Planning urged for crop year's seed needs

Ray Mueller
La Crosse Seed, in business since 1919 and now owned by the Danish firm DLF, carries only the seeds for cover crops, small grains, and forages like this peas and oats mixture.

NEWTON – “Have a plan” for seed needs during the 2020 growing season because some supplies might soon be tight was the advice from Bryan Decker, northeast area sales representative for La Crosse Seed to attendees at the Manitowoc County Forage Council's annual meeting and program.

Decker noted that La Crosse Seed, in business since 1919 and now owned by the Danish firm DLF, carries only the seeds for small grains, forages, cover crops, turf grass, food plots, and native grasses and wildflowers – no corn or soybeans.
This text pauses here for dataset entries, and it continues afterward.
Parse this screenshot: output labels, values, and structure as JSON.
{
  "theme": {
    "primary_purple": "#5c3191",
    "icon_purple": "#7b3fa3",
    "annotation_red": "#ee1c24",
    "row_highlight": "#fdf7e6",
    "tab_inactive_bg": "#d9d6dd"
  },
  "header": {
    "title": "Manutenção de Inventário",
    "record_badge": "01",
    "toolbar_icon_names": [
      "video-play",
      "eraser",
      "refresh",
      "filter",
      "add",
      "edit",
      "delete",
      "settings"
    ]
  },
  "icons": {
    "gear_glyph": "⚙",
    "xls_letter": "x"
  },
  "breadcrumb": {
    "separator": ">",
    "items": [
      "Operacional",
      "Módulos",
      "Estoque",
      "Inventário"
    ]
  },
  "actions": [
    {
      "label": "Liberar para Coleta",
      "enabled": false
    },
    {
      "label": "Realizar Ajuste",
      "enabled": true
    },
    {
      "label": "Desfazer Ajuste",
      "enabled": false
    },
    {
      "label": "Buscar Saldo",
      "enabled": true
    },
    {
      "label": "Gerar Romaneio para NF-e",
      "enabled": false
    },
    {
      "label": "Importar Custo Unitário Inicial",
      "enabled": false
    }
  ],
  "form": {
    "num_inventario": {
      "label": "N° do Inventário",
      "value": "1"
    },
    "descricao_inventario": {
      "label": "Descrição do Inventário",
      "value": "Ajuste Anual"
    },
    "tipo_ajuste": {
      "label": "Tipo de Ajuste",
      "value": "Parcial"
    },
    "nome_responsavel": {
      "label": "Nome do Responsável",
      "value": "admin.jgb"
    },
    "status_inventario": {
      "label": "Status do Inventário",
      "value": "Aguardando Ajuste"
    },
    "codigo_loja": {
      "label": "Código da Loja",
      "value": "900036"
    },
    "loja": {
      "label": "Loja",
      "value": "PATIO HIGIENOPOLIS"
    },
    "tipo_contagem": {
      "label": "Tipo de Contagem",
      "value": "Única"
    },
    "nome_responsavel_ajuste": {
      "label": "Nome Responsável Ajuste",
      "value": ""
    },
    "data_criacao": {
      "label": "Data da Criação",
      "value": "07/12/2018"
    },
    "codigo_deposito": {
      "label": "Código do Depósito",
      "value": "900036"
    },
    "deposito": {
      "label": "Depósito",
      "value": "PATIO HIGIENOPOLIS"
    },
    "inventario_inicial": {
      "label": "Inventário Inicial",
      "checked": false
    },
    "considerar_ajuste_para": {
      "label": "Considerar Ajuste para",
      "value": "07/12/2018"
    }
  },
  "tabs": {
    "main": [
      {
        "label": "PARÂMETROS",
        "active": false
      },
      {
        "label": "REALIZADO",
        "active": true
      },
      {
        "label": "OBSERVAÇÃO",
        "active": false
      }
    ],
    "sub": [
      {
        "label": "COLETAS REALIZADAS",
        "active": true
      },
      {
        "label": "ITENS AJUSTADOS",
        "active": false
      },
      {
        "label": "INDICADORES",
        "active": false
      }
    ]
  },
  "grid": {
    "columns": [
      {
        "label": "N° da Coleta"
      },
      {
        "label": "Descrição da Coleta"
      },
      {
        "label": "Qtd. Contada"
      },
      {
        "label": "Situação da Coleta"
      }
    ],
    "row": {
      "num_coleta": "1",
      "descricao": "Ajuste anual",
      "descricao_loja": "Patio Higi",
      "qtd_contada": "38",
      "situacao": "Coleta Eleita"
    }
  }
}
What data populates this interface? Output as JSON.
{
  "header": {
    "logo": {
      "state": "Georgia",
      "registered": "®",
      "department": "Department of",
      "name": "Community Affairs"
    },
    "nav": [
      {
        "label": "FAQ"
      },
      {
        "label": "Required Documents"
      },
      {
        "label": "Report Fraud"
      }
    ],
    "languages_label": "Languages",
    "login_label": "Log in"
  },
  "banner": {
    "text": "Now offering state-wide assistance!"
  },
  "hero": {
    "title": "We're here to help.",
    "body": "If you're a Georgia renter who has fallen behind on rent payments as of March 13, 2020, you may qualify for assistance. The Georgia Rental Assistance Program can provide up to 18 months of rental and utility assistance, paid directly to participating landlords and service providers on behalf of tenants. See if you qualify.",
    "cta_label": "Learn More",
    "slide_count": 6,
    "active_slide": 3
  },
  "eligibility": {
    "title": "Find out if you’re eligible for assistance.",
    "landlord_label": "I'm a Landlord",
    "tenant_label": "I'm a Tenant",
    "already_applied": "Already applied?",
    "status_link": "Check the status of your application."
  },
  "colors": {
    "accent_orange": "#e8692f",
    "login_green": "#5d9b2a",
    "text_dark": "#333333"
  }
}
By late winter, across the industry, but not so much at La Crosse Seed, supplies are tight or could soon be, he cautioned.

One exception is oats, for which La Crosse still had only a limited supply and not a full choice of varieties, Decker pointed out. He also mentioned an increase in orders for peas mixed with one or more small grains. The company was able to obtain supplies of them from Canada in 2019, he noted.

Bryan Decker

For the relatively few farms which were able to establish winter wheat or cereal rye in the fall of 2019 for a harvest this spring, Decker suggested immediate orders for the summer annual follow-up crops intended for a July or August harvest. He noted that La Crosse still had a fairly good supply but some other companies do not.

Sorghum-Sudan Strategies

Sorghum-sudan varieties should probably be ordered by May 20 to assure a supply, Decker indicated. Because of its long growing season, a forage sorghum should be seeded by early June, he noted.

When cutting sorghum-sudan, except for the newer dwarf variety which can be cut lower, leave a minimum stubble of 5 to 6 inches to allow for regrowth, Decker advised. To reduce the sorghum-sudan moisture in a heavy yield to the 65 to 70 percent that is appropriate for ensiling and storage, consider crimping and lay it in wide swaths for field drying, he said.

Decker pointed out that a frosting doesn't greatly reduce the moisture in sorghum-sudan because most of it is in the stems, that any Prussic acid which developed after a freeze will be diluted during fermentation, and that a test for nitrates is appropriate if growing conditions were far from ideal. Any overly wet forages now in storage need to be fed soon, he stated.

Because of its long growing season, a forage sorghum should be seeded by early June.

Alfalfa Rescue Interseeding

On the alfalfa fields where stand survival proves to be a problem this spring, Decker advises a plan based on the remaining longevity, the management options, what the feeding needs are, and what the seeding method would be.

Although it was too early to draw any conclusions, the three alfalfa plants from third or fourth year stands that were extracted from frozen ground in early February in Manitowoc County all exhibited healthy grow at a height of up to 10 inches in a display at the meeting. It was noted that winter injury and plant death, including lots of it in 2019, occurred in late winter and early spring.

If it's to be the last year of the alfalfa, then an interseeding with the fast-growing Italian ryegrass would be a top choice because it tends to be a one-year crop, Decker stated. He reported that Italian ryegrass seed supply is already tight industry-wide but that La Crosse still has some.

Frost seeding, which should be done in March or early April, is an option that doesn't always succeed, Decker observed. Among the top choices for frost seeding are the tall white clover Legacy variety and top quality red clovers while festulolium is a good choice in older alfalfa stands that are receding, according to Steve Hoffman of InDepth Agronomy.

Among the dozen or more forages that could be grown in an alfalfa stand, Decker explained that their suitability is linked to when the forage heads. On that point, he noted that most orchardgrass varieties head early while timothy heads later.

A field planted with forage oats.

Variety Breeding Goals

As the interest in grass varieties tends to grow, Decker said a goal of plant breeders is to move some of the meadow fescue traits into other grasses. He noted that meadow and tall fescue are slower growers than Italian ryegrass and the festulolium varieties, which are crossings of Italian and perennial ryegrass and tall and meadow fescue. Festulolium can have a stand life of two or three years, he indicated.

To reach La Crosse, send an e-mail to or to Decker at The website is and the phone number is (800) 356-7333.